Fast forward 35 years I have two young children of my own, together with my husband we have made a very conscious decision to go against the tide of convenience food and powerful marketing forces to lay a real food foundation for our family. For many people the mere thought of adopting a wholefood diet can be overwhelming, not knowing where to start.
Here’s a little guide to help you see a way forward.
Get clear emotionally and mentally about why you want to stop eating processed food and get back to real, wholefoods. Perhaps it’s because you are tired of feeling tired, or your family keeps getting colds or is overweight, or because you think the food you are eating is affecting the behaviour and moods of your children and you. Whatever your reason, the clearer you are the more inspired and motivated you will be to stick with your new choices. See it as a gift rather than a burden that you have the opportunity to nourish your family and at the same time tread more lightly on our precious environment.
If you have it in your mind to overhaul your whole way of eating overnight you’ll have a panic attack. The aim is progress not perfection. It has taken you many years to establish the eating habits that you and your family have now, go one step at a time and be proud of yourself for learning more and refining as you go. Slow change means lasting change.
Wholefoods are not about exotic superfoods or going to extremes eliminating major food groups. In my house wholefoods is about eating fresh, in-season, fruit and vegetables that are locally grown (many in my own backyard!), organic meat, sustainable seafood, wholegrains, nuts, seeds and organic dairy. Having said that, every person has unique and specific needs. Some people will do better with little or no dairy in their diet, others with little or no meat. By switching out processed and packaged foods and replacing them with natural wholefoods you will be in a good place to find out what fuels your body best.
If you think you don’t have time to cook from scratch this little tip will make a big difference: cook more than you need! When cooking dinner cook enough for lunch the next day or make an extra big batch of whatever you are cooking and portion a few meals to freeze. That way when you are going to be late home from work or after-school activities, or you are just too tired to cook, you won’t opt for take-away because you will have home-cooked convenience food in your freezer – cheaper and more nourishing! Plan ahead and place a meal from the freezer into the fridge in the morning to defrost and when you get home reheat in the oven.
There’s no shortage of books and blogs to help you learn more about wholefood cooking. Australian wholefood queen Jude Blereau’s books are a wonderful place to start.
I particularly like Jude’s books Wholefood for Children and Coming Home to Eat– Wholefood for the Family.
Online, Sydney mums and wholefood lovers Natalie Trusler’s blog Digestible Kitchen and Alexx Stuart’s blog will provide you with insightful information about wholefood as well as nourishing, easy recipes.
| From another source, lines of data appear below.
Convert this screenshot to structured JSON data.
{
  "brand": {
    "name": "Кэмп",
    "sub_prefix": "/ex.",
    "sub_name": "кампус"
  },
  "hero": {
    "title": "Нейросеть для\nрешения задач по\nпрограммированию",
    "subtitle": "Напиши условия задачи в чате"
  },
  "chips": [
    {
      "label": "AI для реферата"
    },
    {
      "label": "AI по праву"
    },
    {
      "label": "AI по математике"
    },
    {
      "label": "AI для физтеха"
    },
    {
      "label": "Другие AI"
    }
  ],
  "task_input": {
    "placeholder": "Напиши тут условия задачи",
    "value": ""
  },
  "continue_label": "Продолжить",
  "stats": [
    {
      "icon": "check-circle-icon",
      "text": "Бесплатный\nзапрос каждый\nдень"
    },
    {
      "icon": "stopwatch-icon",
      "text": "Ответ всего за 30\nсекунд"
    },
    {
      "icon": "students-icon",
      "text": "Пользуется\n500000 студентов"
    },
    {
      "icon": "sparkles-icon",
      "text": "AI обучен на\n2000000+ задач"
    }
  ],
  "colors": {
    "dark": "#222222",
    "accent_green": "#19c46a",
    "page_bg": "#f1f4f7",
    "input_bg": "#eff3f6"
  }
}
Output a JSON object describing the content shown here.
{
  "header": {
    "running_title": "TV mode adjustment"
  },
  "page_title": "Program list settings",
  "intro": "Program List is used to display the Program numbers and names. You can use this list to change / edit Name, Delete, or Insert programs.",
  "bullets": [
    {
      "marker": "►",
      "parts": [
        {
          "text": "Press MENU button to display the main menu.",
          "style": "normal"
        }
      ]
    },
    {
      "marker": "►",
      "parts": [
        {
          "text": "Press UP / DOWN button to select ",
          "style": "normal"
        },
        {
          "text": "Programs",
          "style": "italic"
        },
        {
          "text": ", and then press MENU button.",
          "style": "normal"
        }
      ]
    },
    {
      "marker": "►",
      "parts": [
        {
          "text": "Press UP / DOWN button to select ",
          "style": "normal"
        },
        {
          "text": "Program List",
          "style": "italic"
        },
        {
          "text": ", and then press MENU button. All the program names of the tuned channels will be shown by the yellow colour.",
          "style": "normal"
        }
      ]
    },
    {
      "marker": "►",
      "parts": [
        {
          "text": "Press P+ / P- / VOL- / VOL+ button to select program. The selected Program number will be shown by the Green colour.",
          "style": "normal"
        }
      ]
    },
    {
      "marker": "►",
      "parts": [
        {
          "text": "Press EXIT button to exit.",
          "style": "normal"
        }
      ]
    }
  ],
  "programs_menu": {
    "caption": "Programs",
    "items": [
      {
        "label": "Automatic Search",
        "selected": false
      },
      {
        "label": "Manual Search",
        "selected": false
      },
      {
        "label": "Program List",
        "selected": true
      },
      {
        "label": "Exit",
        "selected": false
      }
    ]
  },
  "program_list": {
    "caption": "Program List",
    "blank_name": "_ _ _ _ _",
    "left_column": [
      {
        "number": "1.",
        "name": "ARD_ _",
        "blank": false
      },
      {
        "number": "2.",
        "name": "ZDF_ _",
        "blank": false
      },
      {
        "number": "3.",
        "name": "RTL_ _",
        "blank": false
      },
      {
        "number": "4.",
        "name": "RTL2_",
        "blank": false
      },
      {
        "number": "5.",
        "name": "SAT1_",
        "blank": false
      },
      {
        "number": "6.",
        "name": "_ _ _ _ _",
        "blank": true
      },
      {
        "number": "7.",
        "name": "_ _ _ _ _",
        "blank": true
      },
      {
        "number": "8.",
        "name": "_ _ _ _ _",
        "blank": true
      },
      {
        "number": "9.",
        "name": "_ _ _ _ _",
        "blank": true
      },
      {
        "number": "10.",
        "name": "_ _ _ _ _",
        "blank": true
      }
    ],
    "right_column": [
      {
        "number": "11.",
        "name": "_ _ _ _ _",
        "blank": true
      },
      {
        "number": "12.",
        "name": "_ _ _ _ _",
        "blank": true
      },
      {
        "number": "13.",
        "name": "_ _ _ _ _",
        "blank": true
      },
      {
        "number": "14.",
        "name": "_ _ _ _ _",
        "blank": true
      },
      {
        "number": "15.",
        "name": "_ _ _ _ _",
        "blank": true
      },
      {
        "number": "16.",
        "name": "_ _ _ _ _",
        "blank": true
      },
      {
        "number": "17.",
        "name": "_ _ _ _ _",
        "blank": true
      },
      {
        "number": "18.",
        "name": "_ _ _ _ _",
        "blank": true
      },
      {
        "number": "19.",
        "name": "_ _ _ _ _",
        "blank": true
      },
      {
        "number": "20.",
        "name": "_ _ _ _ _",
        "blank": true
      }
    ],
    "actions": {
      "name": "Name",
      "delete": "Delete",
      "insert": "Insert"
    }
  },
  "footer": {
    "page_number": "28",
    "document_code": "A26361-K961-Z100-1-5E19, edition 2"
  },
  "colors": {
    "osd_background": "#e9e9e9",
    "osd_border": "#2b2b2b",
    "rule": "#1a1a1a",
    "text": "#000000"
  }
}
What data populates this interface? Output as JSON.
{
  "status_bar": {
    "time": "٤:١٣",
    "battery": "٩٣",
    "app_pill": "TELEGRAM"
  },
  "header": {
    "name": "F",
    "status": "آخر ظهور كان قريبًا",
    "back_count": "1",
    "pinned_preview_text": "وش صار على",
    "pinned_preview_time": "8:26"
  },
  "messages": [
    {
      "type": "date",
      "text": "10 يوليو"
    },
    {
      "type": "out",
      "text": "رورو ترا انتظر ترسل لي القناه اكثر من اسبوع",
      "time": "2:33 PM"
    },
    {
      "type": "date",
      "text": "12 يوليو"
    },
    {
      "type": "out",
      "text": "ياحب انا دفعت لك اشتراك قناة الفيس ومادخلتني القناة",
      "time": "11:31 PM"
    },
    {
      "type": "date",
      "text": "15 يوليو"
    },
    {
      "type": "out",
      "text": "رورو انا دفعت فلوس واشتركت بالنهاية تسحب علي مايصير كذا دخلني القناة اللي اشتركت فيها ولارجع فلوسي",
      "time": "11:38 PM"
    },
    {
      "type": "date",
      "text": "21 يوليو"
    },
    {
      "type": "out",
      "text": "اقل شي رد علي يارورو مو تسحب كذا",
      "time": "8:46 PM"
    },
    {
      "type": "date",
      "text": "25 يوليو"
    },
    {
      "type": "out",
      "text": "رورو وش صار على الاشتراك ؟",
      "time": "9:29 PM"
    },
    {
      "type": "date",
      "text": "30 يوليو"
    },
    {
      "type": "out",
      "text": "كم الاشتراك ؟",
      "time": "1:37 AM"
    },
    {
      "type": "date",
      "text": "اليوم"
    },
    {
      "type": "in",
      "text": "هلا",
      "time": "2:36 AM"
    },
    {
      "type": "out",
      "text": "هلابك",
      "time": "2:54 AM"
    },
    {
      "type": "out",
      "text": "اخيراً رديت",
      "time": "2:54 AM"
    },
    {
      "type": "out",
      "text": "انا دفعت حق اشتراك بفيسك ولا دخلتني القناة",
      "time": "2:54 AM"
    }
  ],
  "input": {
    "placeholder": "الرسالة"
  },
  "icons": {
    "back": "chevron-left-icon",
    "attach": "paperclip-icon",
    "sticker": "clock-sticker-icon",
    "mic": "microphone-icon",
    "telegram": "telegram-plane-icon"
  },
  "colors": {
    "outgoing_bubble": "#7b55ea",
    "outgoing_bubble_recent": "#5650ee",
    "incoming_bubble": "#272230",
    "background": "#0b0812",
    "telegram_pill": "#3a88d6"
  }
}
One of the best ways to reconnect with nature and the seasons and to get children to eat more fruit and vegetables is to grow some! Even if it is just strawberries in pots or some herbs, it’s a good start. My grandma always said “Dirt is good for the soul” and I have to agree. The veggie garden is a place where memories are made, the anticipation of the next ripening crop, plucking the first cherry tomato of the season from the vine. You can’t buy that.
Four excellent reasons to go organic are:
- to reduce your exposure to chemicals
- to eat food grown in soil that is rich in nutrients
- to avoid genetically modified foods
- to preserve the environment by eliminating the use of chemicals.
The trick with keeping the cost down when transitioning to organic is to go a few items at a time. It takes a while to find the best places to buy well-priced organic fruit, vegetables, meat and dairy. Stock up when fruits and vegetables are in season and prices are lower, or when you see meat on special load up your freezer, search online.
Beware though of processed foods labelled organic – read the ingredients – just because it is organic does not mean it is good for you. Some organic processed ‘convenience’ foods contain a lot of sugar, salt and undesirable fats (vegetable or seed oils that become damaged when they are heated).
Most of all enjoy and savour your wholefood life; it is about more than just what you eat. It is about slowing down and reconnecting to the seasons and about the people you share it with: meet the people who grow your food, make chutney for your neighbours, cook with your children’s school class. A wholefood life should nourish you body, mind and spirit. Happy cooking! xAbout the Author: Nikki Fisher takes a very down-to-earth, common sense approach to food over on her blog, The Wholefood Mama. Her mantra is ‘education not deprivation’ and she believes in teaching that real food from nature is truly nourishing and much better for human health and our planet than fake food from packets. She is passionate about real food and the good health and joy it brings to our lives.